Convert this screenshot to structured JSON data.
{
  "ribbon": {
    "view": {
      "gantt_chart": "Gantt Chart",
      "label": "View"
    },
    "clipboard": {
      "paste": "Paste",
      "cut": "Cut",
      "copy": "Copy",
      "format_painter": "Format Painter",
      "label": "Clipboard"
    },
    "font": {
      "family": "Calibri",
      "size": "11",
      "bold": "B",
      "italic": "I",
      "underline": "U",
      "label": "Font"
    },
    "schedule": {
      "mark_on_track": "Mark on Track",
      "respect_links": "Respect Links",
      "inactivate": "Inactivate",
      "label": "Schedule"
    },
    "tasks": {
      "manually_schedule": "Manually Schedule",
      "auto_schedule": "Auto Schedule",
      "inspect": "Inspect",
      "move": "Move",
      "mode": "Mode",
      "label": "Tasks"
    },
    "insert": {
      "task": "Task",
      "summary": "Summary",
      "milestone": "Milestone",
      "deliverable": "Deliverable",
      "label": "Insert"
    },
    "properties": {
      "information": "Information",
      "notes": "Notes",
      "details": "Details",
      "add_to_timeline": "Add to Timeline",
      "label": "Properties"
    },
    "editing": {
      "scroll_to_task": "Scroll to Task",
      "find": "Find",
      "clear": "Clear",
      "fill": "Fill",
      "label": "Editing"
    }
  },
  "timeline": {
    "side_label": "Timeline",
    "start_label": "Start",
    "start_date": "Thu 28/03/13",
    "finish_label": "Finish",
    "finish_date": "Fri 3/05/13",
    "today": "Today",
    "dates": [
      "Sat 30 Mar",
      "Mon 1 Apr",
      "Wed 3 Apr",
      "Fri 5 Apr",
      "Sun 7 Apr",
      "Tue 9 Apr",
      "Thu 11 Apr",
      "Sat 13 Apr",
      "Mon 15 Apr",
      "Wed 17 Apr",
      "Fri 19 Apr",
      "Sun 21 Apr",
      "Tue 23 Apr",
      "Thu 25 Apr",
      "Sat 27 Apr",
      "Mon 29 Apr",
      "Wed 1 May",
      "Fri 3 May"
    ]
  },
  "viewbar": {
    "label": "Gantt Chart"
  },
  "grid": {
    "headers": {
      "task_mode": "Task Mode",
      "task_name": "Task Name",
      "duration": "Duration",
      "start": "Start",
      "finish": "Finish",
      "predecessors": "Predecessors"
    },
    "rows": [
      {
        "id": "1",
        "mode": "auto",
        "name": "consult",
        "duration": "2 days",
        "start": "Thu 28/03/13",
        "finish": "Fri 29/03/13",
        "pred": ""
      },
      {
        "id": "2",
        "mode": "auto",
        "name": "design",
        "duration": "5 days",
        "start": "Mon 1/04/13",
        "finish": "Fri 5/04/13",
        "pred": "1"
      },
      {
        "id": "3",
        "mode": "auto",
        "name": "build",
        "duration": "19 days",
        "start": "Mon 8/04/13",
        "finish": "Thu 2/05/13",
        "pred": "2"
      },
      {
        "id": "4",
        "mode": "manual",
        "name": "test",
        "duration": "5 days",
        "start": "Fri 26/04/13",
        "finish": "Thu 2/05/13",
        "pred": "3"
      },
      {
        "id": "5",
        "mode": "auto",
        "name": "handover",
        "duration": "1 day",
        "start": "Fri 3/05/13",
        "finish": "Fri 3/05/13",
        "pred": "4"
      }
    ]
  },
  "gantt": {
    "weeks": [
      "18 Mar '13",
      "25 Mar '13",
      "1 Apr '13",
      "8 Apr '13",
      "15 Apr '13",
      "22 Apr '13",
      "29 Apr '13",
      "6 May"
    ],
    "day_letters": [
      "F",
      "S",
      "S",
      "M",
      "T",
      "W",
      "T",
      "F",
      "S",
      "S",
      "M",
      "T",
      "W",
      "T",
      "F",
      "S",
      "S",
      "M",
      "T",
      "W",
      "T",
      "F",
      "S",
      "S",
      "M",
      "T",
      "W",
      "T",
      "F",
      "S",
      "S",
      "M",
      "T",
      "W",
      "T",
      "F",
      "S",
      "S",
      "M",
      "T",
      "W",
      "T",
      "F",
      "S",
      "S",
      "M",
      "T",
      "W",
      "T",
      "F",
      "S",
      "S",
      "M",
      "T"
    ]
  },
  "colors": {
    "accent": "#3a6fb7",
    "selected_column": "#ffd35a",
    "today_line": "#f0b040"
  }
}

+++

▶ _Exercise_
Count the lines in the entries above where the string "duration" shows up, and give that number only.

▶ _Output below_
6